  Living out of town, I don't get updated on Philly sports news too often but just recently I was advised of your web site. I just finished reading the stories about the North Catholic JV team and the postings regarding Jack's death. Unfortunately, I learned of Jack's death too late to pay my personal respects. Fortunately, years earlier I had the opportunity to say thanks to him personally for his confidence in me and the proper direction he showed me and so many others.
  I was fortunate. I had the distinct pleasure of playing for Jack. My first game with Jack as coach was February 26, 1968. The night they say made Jack Friel famous. But that label was only for the un-initiated. Prior to that now infamous game, Jack was hard at work making certain that his players did the right thing. He was proud of the fact that every varsity player he coached, except 1, had gone to college. The lone stand-out became a priest. I was not surprised to read his son's posting about Jack's love for his wife, kids and especially his grand kids. After all, he treated each of his players as family. I can't imagine the agony Jack went through that fateful February day when he had to discipline his family but I can assure you he made that decision  not only in the best interests of the varsity players but also with the interests of those many varsity players to follow. As for me, I was  fortunate just to have met Jack let alone be a part of his legacy. Maybe then I was saying what I am saying now and that is simply, "Thanks Jack" for showing me the path less traveled because that has, for sure, made all the difference.

Mike Kaiser
Member of the 1968 JV team
Class of '69

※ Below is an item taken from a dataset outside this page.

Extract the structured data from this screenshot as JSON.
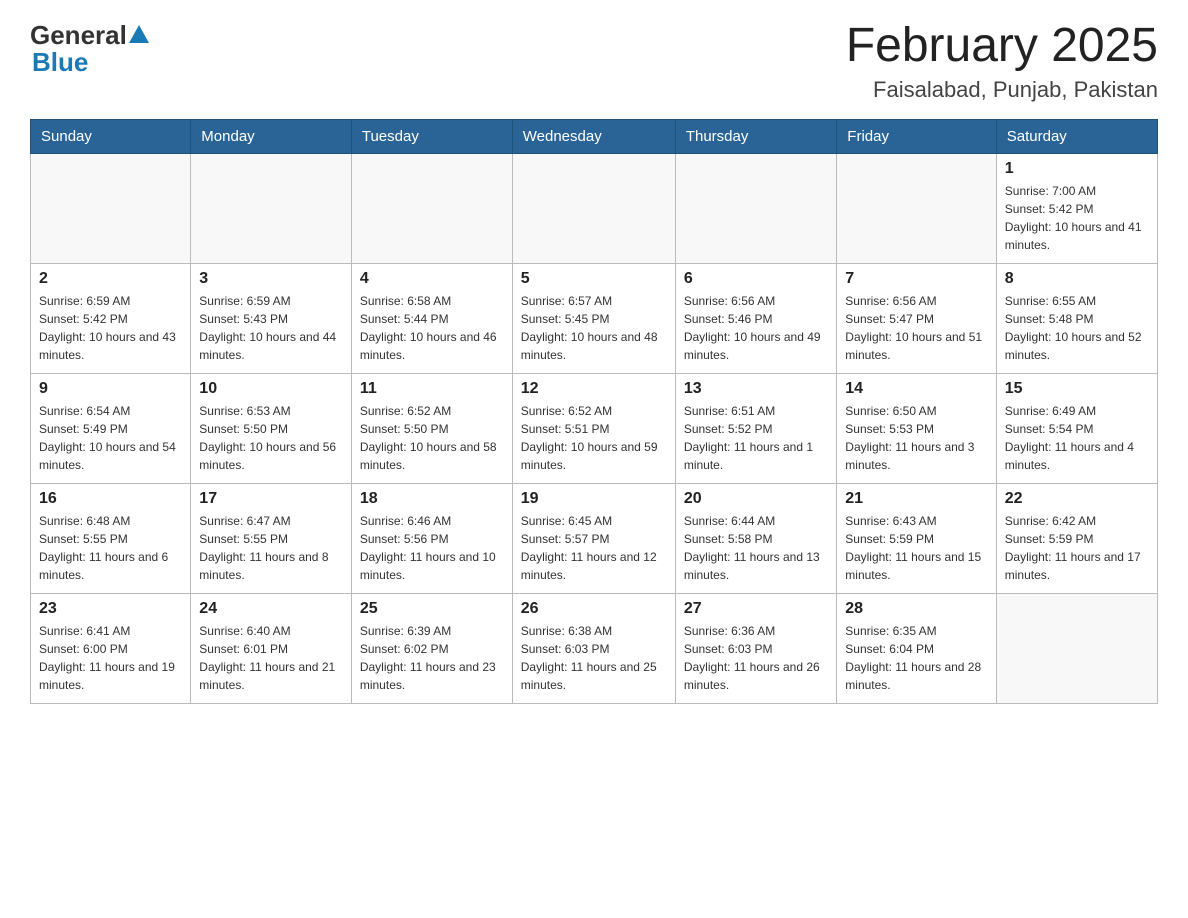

I am a 20 year old college sophomore and grew up 2 doors down from Mr. Friel.  I always looked up to Mr. Friel and had a great amount of respect for him.  He always had a smile on his face and seemed excited to see anyone that he cared about.  We used to talk about sports a lot and he would always check up on how i was doing during each sports season.  I always thought that he was just interested because he was a caring person, and never even found out how involved he was in sports until after he passed away.  I wish I had known earlier, but I think it goes to show once again the humility he had.  I happened to come across your article about the playoff game in 1968 as I sat here today writing a paper about him for a class.  I just wanted to thank you for showing people what a great person he was in addition to being a great coach.  It's very comforting knowing that there are plenty of people out there who held him in such high regards as I did.
-Andrew Drummond (4/24/08)


  I graduated from NECHS in ‘65 and later became the head Football Coach after serving a stint as the Freshman Coach.  Jack Friel taught me Latin as well as how to accept responsibility as a person.  What Coach Friel did with his basketball team when they skipped class was exactly what he would have done if you didn’t do your homework assignments:  make you take responsibility for your actions.
  Everyone at NECHS knew there were consequences to not showing up for classes: EVERYONE!  These young men paid a heavy price for their actions and they can thank Jack Friel for being man enough to making them accept that responsibility.  Friel was a great teacher first and foremost.  NECHS had as its goal to prepare young men for real life and Jack Friel was very instrumental in developing young men in that  Salesian ideal.
  We could use more teachers today of his ilk and…parents should be more accepting of that kind of discipline.  God bless him!
-- Jack Patton
NECHS Class of ‘65 (8/24/12)